- WHAT YOU SHOULD DO -
Retype the records that come next, word for word.

RECORD EXTRACTS: Begin

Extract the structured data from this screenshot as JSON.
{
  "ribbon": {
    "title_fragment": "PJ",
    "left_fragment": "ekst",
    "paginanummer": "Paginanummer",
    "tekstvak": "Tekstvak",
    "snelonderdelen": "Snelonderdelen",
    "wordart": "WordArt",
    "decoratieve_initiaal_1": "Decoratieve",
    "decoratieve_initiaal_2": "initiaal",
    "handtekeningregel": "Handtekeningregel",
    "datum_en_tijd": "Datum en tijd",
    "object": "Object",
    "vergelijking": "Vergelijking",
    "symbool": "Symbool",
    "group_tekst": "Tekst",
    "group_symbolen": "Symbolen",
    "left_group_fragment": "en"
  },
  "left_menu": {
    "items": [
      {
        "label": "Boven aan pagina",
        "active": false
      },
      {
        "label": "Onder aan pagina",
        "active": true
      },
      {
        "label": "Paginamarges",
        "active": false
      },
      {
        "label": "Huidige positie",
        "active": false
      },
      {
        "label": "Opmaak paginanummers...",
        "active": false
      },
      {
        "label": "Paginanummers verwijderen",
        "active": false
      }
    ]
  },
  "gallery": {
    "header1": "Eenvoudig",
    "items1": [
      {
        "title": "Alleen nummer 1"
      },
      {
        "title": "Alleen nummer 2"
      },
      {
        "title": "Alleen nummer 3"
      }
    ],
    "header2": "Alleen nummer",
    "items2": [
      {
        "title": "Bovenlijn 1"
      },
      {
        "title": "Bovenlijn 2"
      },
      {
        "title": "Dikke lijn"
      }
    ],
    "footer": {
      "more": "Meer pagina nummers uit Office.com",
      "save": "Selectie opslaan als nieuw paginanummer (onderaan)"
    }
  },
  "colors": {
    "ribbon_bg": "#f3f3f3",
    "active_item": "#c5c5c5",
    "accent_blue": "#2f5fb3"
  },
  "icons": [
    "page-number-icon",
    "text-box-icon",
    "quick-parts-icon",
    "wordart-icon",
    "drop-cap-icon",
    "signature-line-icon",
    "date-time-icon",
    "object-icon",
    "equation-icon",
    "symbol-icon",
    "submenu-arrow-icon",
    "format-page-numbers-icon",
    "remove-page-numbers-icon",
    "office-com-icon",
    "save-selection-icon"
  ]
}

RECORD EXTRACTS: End

- TASK RESULT -
Extract the structured data from this screenshot as JSON.
{
  "ribbon": {
    "title_fragment": "PJ",
    "left_fragment": "ekst",
    "paginanummer": "Paginanummer",
    "tekstvak": "Tekstvak",
    "snelonderdelen": "Snelonderdelen",
    "wordart": "WordArt",
    "decoratieve_initiaal_1": "Decoratieve",
    "decoratieve_initiaal_2": "initiaal",
    "handtekeningregel": "Handtekeningregel",
    "datum_en_tijd": "Datum en tijd",
    "object": "Object",
    "vergelijking": "Vergelijking",
    "symbool": "Symbool",
    "group_tekst": "Tekst",
    "group_symbolen": "Symbolen",
    "left_group_fragment": "en"
  },
  "left_menu": {
    "items": [
      {
        "label": "Boven aan pagina",
        "active": false
      },
      {
        "label": "Onder aan pagina",
        "active": true
      },
      {
        "label": "Paginamarges",
        "active": false
      },
      {
        "label": "Huidige positie",
        "active": false
      },
      {
        "label": "Opmaak paginanummers...",
        "active": false
      },
      {
        "label": "Paginanummers verwijderen",
        "active": false
      }
    ]
  },
  "gallery": {
    "header1": "Eenvoudig",
    "items1": [
      {
        "title": "Alleen nummer 1"
      },
      {
        "title": "Alleen nummer 2"
      },
      {
        "title": "Alleen nummer 3"
      }
    ],
    "header2": "Alleen nummer",
    "items2": [
      {
        "title": "Bovenlijn 1"
      },
      {
        "title": "Bovenlijn 2"
      },
      {
        "title": "Dikke lijn"
      }
    ],
    "footer": {
      "more": "Meer pagina nummers uit Office.com",
      "save": "Selectie opslaan als nieuw paginanummer (onderaan)"
    }
  },
  "colors": {
    "ribbon_bg": "#f3f3f3",
    "active_item": "#c5c5c5",
    "accent_blue": "#2f5fb3"
  },
  "icons": [
    "page-number-icon",
    "text-box-icon",
    "quick-parts-icon",
    "wordart-icon",
    "drop-cap-icon",
    "signature-line-icon",
    "date-time-icon",
    "object-icon",
    "equation-icon",
    "symbol-icon",
    "submenu-arrow-icon",
    "format-page-numbers-icon",
    "remove-page-numbers-icon",
    "office-com-icon",
    "save-selection-icon"
  ]
}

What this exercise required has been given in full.